Whether you’re gay, lesbian, or simply not a bigot, Calgary is sure to offer a unique “culture-shock” experience you won’t soon forget! Located in the heart of Alberta, Calgary is world-renowned for its fascinatingly homogeneous culture. Spend an afternoon marveling at the city-wide hick pride festival (locally known as the Calgary Stampede), admiring a cowboy hat in the local shops, or simply wincing at the country music scene.
Gay travelers are in for a particularly special treat! Calgary’s only gay bar, Twisted Element, is located in the downtown’s eerie west side. If you find references to Detour, Boystown, RekRoom, or other gay-friendly establishments in any tour guide, don’t skip out just because they’ve closed down! Any of these empty buildings would make an atmospheric and affordable movie set.

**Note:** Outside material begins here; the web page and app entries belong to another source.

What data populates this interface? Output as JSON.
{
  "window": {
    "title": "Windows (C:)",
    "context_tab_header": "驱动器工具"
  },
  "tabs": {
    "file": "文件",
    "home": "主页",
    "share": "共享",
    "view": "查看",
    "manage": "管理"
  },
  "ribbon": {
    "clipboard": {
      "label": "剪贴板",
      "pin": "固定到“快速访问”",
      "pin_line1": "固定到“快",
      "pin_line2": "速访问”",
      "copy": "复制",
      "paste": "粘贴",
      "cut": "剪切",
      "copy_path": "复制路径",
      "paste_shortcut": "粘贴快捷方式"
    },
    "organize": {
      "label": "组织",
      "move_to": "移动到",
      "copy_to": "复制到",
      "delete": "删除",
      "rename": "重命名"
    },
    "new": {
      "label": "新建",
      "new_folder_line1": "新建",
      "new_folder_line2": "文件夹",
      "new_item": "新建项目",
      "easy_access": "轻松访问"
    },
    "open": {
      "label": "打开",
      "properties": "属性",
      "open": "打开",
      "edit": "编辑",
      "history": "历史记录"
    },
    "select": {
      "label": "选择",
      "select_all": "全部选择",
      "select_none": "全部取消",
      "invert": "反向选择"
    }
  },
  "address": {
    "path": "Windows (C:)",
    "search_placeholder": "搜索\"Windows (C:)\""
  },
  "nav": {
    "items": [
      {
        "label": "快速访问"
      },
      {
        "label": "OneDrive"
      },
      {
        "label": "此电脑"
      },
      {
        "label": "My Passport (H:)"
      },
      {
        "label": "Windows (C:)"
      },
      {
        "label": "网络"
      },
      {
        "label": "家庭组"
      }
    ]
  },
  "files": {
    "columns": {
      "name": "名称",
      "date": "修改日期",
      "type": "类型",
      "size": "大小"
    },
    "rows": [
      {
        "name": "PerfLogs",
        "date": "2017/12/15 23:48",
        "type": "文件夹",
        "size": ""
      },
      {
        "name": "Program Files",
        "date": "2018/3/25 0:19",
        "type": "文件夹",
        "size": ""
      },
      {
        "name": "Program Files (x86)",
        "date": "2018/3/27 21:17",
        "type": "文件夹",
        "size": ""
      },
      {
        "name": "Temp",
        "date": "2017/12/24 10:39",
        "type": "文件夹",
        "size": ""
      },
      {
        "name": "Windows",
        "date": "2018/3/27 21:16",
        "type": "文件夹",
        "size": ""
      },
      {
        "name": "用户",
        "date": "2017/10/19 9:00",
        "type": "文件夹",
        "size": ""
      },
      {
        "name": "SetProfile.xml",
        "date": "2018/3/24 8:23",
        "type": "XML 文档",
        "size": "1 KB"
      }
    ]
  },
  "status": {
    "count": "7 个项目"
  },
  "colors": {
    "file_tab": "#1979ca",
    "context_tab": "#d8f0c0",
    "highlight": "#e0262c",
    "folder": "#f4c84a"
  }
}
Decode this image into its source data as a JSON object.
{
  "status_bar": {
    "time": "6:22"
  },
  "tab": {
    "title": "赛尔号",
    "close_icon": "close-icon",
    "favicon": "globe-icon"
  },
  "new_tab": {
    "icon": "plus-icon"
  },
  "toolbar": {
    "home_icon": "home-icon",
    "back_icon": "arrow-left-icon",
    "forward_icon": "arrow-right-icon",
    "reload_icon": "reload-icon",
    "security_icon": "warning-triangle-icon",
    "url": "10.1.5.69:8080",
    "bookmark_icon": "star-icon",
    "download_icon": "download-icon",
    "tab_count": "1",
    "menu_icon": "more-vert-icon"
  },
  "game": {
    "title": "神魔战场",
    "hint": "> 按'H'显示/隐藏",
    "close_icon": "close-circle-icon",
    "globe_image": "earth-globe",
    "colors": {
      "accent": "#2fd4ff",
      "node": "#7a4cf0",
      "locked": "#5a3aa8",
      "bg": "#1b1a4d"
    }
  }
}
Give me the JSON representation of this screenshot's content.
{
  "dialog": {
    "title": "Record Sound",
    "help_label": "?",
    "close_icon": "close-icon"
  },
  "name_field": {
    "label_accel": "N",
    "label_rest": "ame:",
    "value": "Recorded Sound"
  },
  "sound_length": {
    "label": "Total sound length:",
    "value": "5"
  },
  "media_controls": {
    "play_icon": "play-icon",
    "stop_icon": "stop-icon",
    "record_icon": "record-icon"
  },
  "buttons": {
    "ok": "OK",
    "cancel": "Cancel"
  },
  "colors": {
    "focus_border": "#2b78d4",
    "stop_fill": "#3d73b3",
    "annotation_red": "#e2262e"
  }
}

Calgary’s annual gay pride parade is a must-see spectacle, unique for having marchers outnumber spectators, and its nationally-reported protester incidents! Gay issues are always at the forefront of the city’s consciousness, and stories will be featured prominently in the six o’clock newscasts. You’ll enjoy such street question segments as A-Channel’s January 18, 2005 poll: “Do you think that same-sex marriage is in the same category as adultery, prostitution, and pornography?” The results (51% yes, 49% no) will surely be an interesting conversation-starter when you get back!
Ah, memories… Well, until Monday, folks!
Update: In researching for an article, Kevin Libin from The National Post wrote in with a correction. There is, indeed, more than one gay bar left in Calgary. My apologies, folks!
- Tourism Calgary courts gays and lesbians [Calgary SUN]